Show every line of the data where the word "glyph" can be found.

Items from a data source
----
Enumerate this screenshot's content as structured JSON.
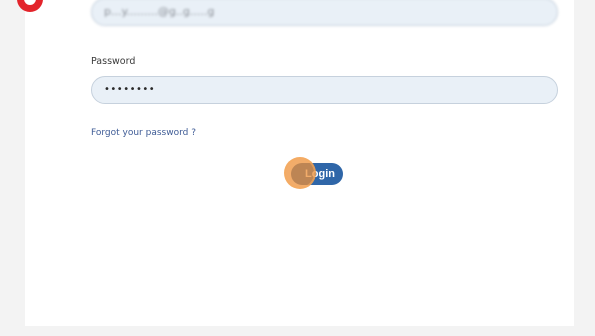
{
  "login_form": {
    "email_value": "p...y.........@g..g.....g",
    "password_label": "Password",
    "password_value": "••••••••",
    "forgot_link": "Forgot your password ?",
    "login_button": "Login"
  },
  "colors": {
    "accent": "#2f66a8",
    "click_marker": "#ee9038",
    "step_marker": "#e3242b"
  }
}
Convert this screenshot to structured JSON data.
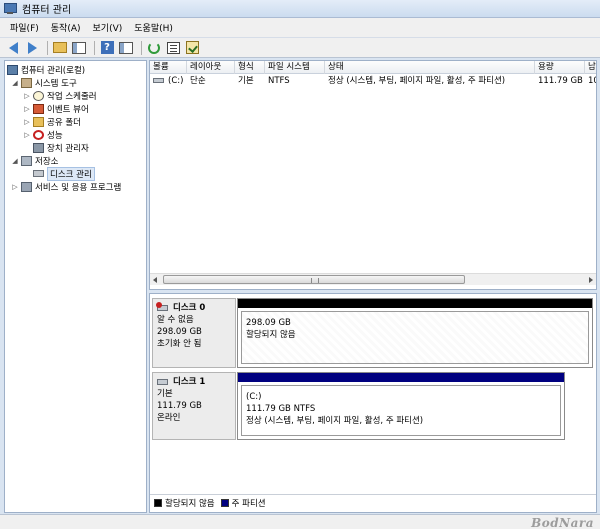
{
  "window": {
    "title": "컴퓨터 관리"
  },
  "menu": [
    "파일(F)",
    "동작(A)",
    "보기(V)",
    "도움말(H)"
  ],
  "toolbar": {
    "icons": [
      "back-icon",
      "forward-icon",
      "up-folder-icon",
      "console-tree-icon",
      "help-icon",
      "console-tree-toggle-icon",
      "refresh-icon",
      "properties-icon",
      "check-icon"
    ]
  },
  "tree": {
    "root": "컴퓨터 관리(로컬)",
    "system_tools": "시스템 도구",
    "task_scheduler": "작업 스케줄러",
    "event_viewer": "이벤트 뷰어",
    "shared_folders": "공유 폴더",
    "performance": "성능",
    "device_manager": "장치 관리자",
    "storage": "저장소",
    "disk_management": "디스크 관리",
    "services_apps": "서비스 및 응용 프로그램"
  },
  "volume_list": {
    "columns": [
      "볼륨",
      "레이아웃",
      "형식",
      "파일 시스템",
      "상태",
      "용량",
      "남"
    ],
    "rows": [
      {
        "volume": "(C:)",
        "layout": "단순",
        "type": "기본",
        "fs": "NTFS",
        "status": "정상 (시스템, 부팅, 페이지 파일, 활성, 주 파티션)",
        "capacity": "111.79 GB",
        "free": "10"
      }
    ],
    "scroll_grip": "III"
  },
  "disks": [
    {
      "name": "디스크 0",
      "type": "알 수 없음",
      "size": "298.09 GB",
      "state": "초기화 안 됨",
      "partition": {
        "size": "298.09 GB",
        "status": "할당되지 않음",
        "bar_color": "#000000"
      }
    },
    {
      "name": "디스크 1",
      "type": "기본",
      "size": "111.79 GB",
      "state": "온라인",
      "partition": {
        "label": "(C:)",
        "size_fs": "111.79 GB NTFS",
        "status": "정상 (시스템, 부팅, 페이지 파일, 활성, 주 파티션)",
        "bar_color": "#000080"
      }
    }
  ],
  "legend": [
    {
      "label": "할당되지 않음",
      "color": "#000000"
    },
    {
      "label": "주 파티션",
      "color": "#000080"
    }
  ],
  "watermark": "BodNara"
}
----
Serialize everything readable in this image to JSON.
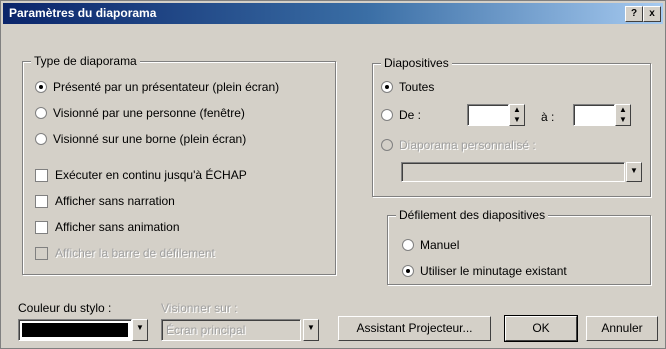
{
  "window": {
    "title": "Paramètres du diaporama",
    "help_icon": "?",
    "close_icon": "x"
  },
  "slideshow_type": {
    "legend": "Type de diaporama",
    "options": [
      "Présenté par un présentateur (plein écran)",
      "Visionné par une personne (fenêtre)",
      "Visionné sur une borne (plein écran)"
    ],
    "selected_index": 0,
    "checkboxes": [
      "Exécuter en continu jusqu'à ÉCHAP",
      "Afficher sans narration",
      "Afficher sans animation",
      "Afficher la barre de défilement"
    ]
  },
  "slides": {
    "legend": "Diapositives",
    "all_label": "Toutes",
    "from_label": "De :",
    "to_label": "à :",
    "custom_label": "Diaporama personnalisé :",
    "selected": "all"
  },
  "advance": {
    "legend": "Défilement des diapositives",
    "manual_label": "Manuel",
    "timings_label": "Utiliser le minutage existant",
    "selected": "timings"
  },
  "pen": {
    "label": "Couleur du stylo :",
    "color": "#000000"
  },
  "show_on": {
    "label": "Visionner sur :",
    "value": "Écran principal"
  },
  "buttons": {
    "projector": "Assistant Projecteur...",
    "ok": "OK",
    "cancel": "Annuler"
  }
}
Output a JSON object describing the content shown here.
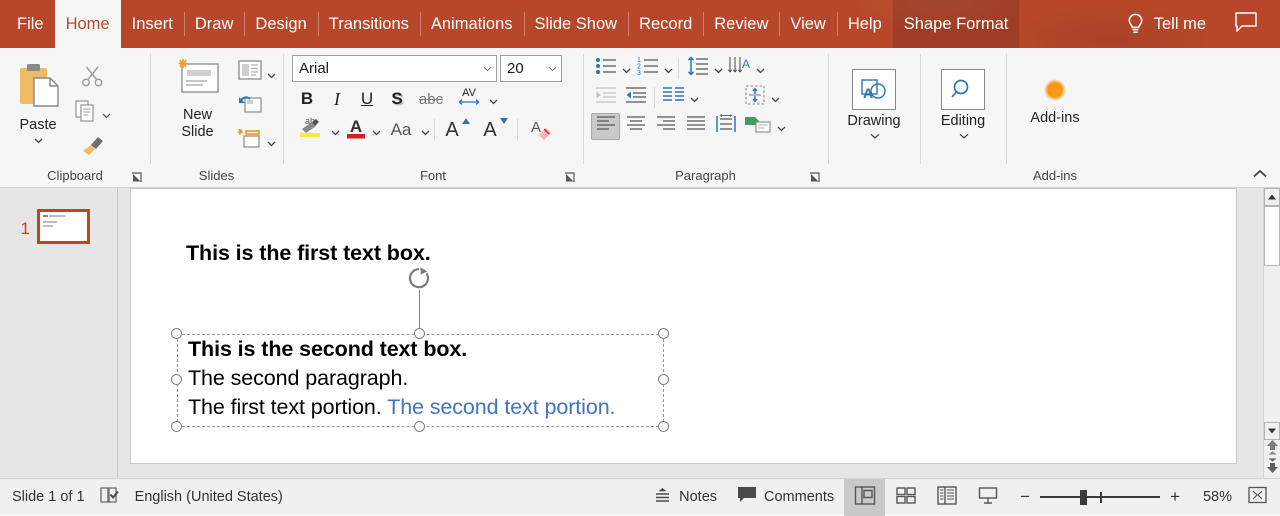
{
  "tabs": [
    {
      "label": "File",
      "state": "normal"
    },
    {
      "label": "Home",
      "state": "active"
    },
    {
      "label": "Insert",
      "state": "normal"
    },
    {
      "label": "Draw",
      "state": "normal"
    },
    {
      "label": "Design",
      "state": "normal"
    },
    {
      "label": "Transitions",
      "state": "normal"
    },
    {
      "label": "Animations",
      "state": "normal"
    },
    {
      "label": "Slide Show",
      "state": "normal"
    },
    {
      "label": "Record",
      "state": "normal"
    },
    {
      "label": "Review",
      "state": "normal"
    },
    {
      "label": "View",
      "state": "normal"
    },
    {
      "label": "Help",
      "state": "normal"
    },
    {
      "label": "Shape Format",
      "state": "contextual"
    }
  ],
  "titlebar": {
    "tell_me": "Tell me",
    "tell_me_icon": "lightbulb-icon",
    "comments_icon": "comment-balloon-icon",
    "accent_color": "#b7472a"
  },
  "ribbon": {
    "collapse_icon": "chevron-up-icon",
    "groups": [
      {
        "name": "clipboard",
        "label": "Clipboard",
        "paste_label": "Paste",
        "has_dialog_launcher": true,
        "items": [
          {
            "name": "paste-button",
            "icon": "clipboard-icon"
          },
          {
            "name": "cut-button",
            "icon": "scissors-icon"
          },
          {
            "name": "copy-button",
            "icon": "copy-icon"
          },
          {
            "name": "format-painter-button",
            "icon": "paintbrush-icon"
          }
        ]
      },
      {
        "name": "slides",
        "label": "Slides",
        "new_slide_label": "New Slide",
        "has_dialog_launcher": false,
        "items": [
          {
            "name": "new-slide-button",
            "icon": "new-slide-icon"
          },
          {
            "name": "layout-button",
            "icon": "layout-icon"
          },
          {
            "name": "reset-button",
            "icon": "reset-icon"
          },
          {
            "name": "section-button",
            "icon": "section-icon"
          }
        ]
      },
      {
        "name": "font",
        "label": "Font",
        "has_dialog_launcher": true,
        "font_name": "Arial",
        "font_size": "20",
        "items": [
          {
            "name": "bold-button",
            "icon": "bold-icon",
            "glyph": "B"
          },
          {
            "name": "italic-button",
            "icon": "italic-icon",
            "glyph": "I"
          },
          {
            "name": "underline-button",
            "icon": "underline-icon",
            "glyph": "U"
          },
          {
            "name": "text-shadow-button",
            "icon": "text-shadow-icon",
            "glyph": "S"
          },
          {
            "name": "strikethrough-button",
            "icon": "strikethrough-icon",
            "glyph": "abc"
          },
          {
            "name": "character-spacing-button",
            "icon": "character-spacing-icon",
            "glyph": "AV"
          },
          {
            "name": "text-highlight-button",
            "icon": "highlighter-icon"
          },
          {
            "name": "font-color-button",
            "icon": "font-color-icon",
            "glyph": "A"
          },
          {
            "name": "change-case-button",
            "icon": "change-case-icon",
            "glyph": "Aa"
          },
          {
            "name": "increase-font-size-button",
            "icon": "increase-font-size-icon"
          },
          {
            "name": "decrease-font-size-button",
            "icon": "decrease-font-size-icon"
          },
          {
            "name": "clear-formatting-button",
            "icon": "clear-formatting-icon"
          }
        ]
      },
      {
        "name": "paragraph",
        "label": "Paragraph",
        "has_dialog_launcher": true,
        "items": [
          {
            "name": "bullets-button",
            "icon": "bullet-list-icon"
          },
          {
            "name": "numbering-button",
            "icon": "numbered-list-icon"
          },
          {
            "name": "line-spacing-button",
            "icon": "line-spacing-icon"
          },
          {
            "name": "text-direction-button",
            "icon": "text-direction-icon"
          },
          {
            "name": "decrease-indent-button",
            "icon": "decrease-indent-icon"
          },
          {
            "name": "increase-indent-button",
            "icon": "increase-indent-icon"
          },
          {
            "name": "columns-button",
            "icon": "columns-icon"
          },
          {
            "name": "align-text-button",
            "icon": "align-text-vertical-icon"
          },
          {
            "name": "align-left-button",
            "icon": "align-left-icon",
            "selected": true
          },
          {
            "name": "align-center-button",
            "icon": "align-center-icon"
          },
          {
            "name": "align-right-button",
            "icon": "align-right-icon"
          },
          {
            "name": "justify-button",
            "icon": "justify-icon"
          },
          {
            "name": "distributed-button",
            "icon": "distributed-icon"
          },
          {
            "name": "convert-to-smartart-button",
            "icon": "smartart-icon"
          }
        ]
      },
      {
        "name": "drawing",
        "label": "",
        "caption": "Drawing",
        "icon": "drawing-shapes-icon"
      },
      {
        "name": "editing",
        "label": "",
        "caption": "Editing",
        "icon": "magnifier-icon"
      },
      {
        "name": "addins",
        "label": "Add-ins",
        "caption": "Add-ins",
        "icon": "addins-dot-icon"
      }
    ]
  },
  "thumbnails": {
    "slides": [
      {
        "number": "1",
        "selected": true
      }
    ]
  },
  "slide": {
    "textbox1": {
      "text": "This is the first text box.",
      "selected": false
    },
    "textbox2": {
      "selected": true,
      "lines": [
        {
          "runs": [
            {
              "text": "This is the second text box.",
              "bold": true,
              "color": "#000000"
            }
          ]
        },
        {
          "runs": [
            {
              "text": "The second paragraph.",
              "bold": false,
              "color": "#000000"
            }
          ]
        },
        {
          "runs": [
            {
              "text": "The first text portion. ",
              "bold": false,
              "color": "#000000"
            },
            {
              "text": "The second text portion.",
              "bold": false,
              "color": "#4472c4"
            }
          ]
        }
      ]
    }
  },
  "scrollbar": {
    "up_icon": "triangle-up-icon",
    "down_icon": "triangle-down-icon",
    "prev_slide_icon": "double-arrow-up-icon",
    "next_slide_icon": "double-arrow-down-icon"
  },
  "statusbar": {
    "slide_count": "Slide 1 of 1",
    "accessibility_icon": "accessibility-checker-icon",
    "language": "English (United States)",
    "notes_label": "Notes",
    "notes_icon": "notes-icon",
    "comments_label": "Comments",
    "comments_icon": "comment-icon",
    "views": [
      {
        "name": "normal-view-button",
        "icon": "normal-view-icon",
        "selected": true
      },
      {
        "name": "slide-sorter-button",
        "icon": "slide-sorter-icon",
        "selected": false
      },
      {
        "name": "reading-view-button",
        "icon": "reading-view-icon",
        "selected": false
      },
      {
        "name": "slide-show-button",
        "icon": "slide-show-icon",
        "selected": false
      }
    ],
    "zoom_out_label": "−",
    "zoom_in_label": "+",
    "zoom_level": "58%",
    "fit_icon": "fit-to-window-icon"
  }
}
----
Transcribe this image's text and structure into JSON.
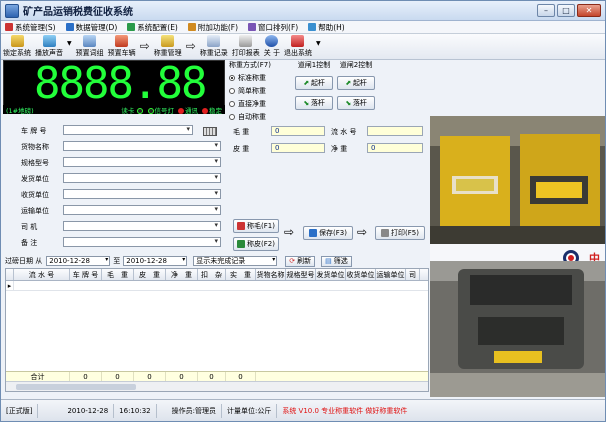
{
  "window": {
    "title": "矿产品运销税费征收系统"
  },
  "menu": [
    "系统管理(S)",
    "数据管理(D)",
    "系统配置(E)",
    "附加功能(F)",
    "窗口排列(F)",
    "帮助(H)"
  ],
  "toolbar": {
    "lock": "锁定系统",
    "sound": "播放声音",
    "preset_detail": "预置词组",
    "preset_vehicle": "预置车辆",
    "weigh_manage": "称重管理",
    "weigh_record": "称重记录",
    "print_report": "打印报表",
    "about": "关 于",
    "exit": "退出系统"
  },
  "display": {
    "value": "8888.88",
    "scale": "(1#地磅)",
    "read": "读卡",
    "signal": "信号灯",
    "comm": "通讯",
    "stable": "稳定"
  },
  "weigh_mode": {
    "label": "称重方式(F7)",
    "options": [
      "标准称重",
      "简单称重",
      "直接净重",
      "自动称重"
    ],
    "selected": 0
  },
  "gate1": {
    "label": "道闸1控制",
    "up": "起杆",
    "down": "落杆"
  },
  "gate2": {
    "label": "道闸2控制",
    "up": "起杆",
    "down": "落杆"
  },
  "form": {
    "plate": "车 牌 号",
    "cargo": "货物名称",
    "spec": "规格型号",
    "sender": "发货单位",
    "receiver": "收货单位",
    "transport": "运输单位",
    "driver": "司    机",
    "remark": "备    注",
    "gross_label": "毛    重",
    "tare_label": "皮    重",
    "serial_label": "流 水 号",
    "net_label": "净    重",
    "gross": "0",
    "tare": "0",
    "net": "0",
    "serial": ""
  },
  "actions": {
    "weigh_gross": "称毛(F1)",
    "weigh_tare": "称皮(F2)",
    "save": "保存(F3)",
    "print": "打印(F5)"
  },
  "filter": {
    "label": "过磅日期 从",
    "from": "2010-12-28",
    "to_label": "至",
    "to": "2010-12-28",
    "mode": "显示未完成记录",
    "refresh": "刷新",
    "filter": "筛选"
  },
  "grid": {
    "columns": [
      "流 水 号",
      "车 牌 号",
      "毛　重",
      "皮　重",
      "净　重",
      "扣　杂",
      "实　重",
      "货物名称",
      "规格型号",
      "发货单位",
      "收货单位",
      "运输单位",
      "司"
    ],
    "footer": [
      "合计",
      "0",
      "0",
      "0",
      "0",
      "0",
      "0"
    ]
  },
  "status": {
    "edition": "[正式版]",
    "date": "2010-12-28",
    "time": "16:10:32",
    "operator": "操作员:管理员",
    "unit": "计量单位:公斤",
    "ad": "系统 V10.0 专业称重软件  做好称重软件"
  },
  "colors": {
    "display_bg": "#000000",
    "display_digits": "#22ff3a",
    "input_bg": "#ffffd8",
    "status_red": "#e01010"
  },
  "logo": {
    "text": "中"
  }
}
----
- **Written response**
            "glyph": "B"
            "glyph": "I"
            "glyph": "U"
            "glyph": "S"
            "glyph": "abc"
            "glyph": "AV"
            "glyph": "A"
            "glyph": "Aa"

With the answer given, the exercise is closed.